Task directions = Check each line of the material for the string "village", then give only how many lines have it.

Records for this task =
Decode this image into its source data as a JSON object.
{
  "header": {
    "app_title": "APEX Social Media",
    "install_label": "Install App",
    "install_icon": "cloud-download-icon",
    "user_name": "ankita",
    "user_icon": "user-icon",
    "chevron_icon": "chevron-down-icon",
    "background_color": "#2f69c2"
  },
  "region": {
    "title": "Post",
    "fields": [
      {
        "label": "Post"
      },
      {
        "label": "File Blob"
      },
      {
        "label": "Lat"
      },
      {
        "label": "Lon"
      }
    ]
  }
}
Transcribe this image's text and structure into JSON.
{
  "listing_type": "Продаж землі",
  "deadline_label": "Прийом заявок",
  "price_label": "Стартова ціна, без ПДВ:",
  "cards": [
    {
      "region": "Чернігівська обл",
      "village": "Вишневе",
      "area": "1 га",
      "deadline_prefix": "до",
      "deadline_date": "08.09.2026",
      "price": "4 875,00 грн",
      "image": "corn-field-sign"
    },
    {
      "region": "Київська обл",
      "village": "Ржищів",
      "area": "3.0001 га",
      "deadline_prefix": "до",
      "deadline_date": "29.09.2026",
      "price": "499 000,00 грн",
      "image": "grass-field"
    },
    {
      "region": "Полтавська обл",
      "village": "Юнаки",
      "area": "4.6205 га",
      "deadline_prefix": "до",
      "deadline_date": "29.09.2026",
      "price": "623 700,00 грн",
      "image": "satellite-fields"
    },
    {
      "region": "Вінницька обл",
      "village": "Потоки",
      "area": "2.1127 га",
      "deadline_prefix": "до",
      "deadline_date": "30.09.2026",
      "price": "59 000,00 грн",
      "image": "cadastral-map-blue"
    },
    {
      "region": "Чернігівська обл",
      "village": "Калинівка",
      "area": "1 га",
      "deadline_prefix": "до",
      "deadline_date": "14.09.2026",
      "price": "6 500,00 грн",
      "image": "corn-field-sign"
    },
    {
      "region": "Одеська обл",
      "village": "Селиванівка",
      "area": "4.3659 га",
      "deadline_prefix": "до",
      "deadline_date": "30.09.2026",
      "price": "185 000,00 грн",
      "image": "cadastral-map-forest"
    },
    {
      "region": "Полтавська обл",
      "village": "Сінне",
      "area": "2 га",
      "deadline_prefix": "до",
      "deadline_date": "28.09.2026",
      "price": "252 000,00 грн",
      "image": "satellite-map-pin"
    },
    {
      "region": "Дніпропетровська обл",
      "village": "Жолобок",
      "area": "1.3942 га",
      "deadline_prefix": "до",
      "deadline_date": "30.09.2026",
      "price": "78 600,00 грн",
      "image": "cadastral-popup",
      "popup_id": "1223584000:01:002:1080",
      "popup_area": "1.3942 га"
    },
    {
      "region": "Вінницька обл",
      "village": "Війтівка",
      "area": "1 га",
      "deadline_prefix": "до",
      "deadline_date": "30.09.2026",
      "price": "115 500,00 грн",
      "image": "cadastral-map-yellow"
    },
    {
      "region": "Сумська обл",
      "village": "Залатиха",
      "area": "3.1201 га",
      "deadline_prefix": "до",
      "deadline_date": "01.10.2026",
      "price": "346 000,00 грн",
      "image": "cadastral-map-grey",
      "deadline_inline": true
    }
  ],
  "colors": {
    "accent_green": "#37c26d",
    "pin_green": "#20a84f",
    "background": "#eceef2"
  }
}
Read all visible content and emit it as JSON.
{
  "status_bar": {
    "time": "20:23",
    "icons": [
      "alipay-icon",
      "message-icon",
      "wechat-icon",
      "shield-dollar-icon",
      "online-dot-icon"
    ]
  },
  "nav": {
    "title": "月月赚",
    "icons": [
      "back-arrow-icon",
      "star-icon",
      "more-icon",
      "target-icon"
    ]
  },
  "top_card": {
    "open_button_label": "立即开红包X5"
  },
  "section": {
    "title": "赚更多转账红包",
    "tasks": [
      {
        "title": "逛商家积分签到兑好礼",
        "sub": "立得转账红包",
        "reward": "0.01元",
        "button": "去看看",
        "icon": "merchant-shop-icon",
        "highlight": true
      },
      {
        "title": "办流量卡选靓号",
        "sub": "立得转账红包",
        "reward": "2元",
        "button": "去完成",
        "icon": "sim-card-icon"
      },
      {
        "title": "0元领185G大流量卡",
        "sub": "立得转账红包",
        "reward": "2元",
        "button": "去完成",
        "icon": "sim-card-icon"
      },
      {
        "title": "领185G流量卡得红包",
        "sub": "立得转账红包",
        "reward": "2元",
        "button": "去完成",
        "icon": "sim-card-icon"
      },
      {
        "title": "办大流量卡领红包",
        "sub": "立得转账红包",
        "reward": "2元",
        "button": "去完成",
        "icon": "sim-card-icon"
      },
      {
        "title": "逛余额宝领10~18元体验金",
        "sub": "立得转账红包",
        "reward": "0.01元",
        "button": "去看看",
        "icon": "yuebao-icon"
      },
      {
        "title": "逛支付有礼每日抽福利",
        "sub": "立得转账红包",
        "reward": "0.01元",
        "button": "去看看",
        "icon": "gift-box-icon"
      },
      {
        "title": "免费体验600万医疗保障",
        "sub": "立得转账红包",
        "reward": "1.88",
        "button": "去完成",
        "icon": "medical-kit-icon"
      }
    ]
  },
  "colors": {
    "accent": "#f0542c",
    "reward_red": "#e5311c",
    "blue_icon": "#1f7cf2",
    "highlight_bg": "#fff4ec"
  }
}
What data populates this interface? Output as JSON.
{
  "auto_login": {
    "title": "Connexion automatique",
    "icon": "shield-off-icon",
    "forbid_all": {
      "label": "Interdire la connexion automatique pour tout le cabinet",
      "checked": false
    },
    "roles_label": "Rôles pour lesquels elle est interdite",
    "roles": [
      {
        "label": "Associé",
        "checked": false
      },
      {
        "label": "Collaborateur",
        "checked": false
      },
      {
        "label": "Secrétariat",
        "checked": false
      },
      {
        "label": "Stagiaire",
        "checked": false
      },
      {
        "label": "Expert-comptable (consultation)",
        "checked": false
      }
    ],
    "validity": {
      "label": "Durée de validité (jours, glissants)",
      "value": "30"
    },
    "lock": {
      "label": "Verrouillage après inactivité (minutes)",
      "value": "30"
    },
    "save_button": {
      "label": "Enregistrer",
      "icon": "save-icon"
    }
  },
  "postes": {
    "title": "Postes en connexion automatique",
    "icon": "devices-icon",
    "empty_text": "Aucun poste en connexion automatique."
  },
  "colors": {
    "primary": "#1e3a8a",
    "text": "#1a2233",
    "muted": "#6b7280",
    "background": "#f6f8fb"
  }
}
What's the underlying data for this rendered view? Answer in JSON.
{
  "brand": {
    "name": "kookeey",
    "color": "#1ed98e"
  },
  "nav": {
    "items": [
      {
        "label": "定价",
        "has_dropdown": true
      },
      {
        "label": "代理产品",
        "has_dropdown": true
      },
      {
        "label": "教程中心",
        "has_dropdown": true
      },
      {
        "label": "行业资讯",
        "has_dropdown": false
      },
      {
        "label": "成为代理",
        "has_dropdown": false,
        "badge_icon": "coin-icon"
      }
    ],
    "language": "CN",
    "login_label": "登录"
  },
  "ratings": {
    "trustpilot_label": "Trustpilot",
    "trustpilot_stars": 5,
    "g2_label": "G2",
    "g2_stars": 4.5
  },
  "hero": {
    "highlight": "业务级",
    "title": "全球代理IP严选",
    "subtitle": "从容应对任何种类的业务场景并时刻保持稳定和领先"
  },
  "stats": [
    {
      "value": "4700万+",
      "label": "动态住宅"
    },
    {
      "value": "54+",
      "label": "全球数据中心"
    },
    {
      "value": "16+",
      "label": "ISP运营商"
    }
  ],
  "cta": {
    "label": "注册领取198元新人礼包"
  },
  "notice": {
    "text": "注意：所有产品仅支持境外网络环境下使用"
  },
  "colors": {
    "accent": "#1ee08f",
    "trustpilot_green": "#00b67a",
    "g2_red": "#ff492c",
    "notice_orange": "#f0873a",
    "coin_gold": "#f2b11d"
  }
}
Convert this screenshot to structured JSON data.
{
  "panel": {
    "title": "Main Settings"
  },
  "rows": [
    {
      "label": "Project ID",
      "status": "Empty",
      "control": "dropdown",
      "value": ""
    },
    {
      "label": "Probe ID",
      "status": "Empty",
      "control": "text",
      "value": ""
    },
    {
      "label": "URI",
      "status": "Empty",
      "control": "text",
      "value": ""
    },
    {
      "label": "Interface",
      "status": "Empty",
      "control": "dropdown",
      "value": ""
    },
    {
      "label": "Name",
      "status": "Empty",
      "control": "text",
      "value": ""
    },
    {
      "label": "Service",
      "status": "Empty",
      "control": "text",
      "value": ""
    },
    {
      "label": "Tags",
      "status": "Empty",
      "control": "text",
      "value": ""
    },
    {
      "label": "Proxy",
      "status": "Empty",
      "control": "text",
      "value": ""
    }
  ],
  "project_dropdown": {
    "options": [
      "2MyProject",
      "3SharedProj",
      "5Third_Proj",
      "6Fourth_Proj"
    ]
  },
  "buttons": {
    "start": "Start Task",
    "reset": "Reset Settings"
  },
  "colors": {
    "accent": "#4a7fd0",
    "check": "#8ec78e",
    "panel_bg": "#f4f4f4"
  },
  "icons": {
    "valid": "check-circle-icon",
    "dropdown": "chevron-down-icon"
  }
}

Answer box = 10